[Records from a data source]
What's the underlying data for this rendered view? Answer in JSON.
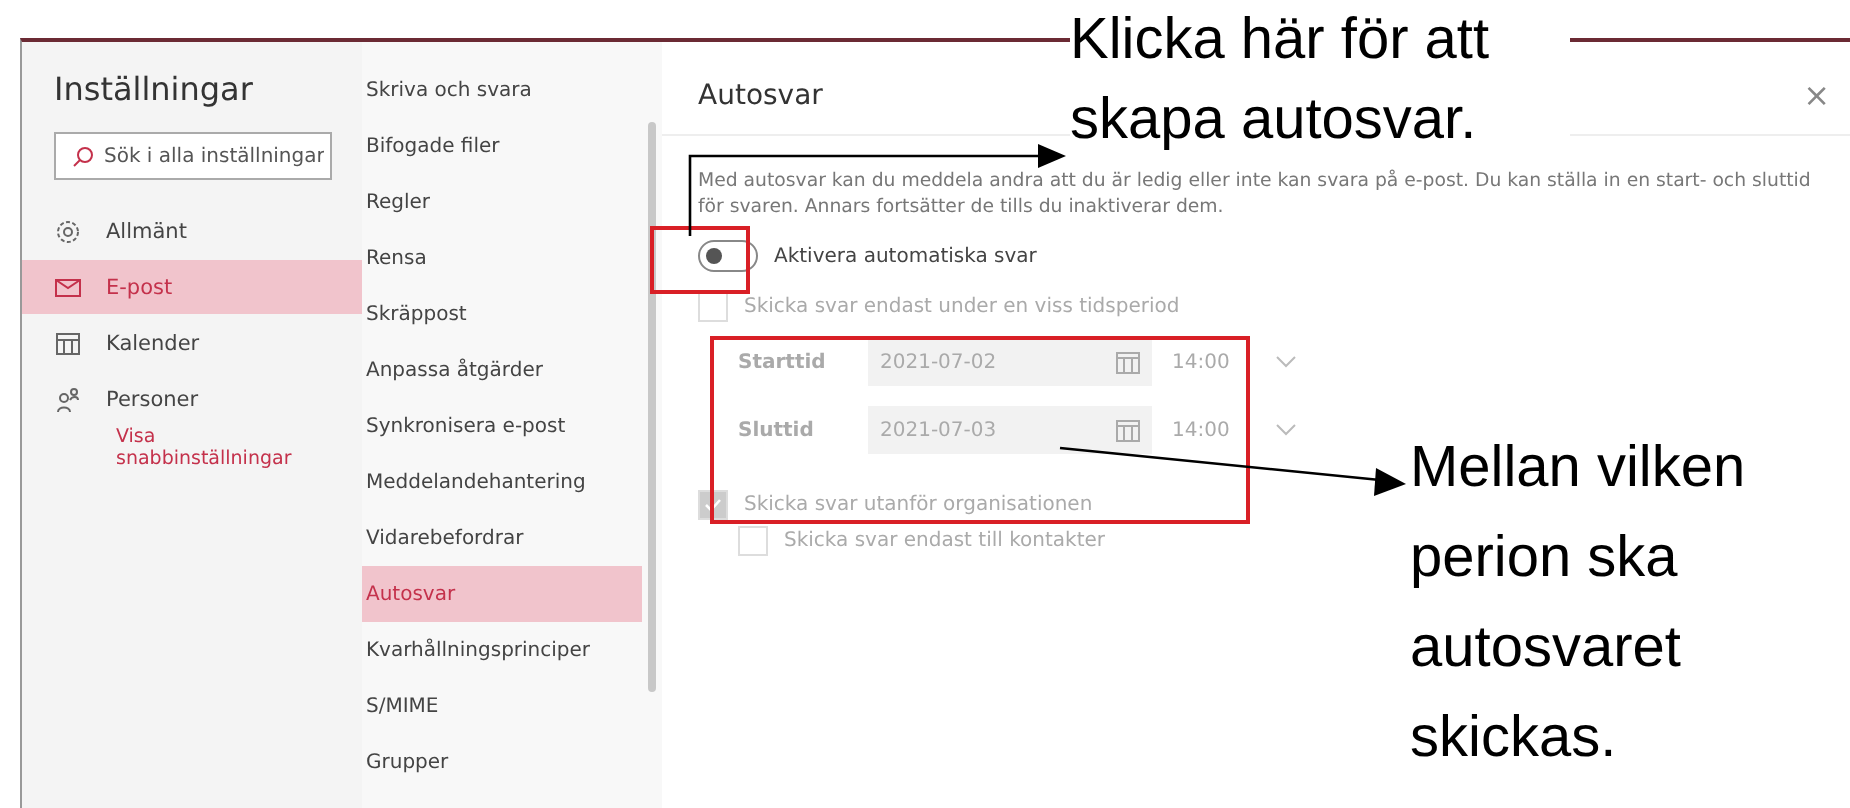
{
  "settings": {
    "title": "Inställningar",
    "search": {
      "placeholder": "Sök i alla inställningar"
    },
    "nav": [
      {
        "label": "Allmänt",
        "selected": false
      },
      {
        "label": "E-post",
        "selected": true
      },
      {
        "label": "Kalender",
        "selected": false
      },
      {
        "label": "Personer",
        "selected": false
      }
    ],
    "quick_link": "Visa snabbinställningar"
  },
  "submenu": [
    {
      "label": "Skriva och svara",
      "selected": false
    },
    {
      "label": "Bifogade filer",
      "selected": false
    },
    {
      "label": "Regler",
      "selected": false
    },
    {
      "label": "Rensa",
      "selected": false
    },
    {
      "label": "Skräppost",
      "selected": false
    },
    {
      "label": "Anpassa åtgärder",
      "selected": false
    },
    {
      "label": "Synkronisera e-post",
      "selected": false
    },
    {
      "label": "Meddelandehantering",
      "selected": false
    },
    {
      "label": "Vidarebefordrar",
      "selected": false
    },
    {
      "label": "Autosvar",
      "selected": true
    },
    {
      "label": "Kvarhållningsprinciper",
      "selected": false
    },
    {
      "label": "S/MIME",
      "selected": false
    },
    {
      "label": "Grupper",
      "selected": false
    }
  ],
  "panel": {
    "title": "Autosvar",
    "close": "×",
    "description": "Med autosvar kan du meddela andra att du är ledig eller inte kan svara på e-post. Du kan ställa in en start- och sluttid för svaren. Annars fortsätter de tills du inaktiverar dem.",
    "toggle": {
      "label": "Aktivera automatiska svar",
      "on": false
    },
    "period_checkbox": {
      "label": "Skicka svar endast under en viss tidsperiod",
      "checked": false,
      "disabled": true
    },
    "times": [
      {
        "label": "Starttid",
        "date": "2021-07-02",
        "time": "14:00"
      },
      {
        "label": "Sluttid",
        "date": "2021-07-03",
        "time": "14:00"
      }
    ],
    "outside_checkbox": {
      "label": "Skicka svar utanför organisationen",
      "checked": true,
      "disabled": true
    },
    "contacts_checkbox": {
      "label": "Skicka svar endast till kontakter",
      "checked": false,
      "disabled": true
    }
  },
  "annotations": [
    {
      "text": "Klicka här för att skapa autosvar."
    },
    {
      "text": "Mellan vilken perion ska autosvaret skickas."
    }
  ]
}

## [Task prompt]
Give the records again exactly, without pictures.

## [Answer to the exercise]
What's the underlying data for this rendered view? Answer in JSON.
{
  "settings": {
    "title": "Inställningar",
    "search": {
      "placeholder": "Sök i alla inställningar"
    },
    "nav": [
      {
        "label": "Allmänt",
        "selected": false
      },
      {
        "label": "E-post",
        "selected": true
      },
      {
        "label": "Kalender",
        "selected": false
      },
      {
        "label": "Personer",
        "selected": false
      }
    ],
    "quick_link": "Visa snabbinställningar"
  },
  "submenu": [
    {
      "label": "Skriva och svara",
      "selected": false
    },
    {
      "label": "Bifogade filer",
      "selected": false
    },
    {
      "label": "Regler",
      "selected": false
    },
    {
      "label": "Rensa",
      "selected": false
    },
    {
      "label": "Skräppost",
      "selected": false
    },
    {
      "label": "Anpassa åtgärder",
      "selected": false
    },
    {
      "label": "Synkronisera e-post",
      "selected": false
    },
    {
      "label": "Meddelandehantering",
      "selected": false
    },
    {
      "label": "Vidarebefordrar",
      "selected": false
    },
    {
      "label": "Autosvar",
      "selected": true
    },
    {
      "label": "Kvarhållningsprinciper",
      "selected": false
    },
    {
      "label": "S/MIME",
      "selected": false
    },
    {
      "label": "Grupper",
      "selected": false
    }
  ],
  "panel": {
    "title": "Autosvar",
    "close": "×",
    "description": "Med autosvar kan du meddela andra att du är ledig eller inte kan svara på e-post. Du kan ställa in en start- och sluttid för svaren. Annars fortsätter de tills du inaktiverar dem.",
    "toggle": {
      "label": "Aktivera automatiska svar",
      "on": false
    },
    "period_checkbox": {
      "label": "Skicka svar endast under en viss tidsperiod",
      "checked": false,
      "disabled": true
    },
    "times": [
      {
        "label": "Starttid",
        "date": "2021-07-02",
        "time": "14:00"
      },
      {
        "label": "Sluttid",
        "date": "2021-07-03",
        "time": "14:00"
      }
    ],
    "outside_checkbox": {
      "label": "Skicka svar utanför organisationen",
      "checked": true,
      "disabled": true
    },
    "contacts_checkbox": {
      "label": "Skicka svar endast till kontakter",
      "checked": false,
      "disabled": true
    }
  },
  "annotations": [
    {
      "text": "Klicka här för att skapa autosvar."
    },
    {
      "text": "Mellan vilken perion ska autosvaret skickas."
    }
  ]
}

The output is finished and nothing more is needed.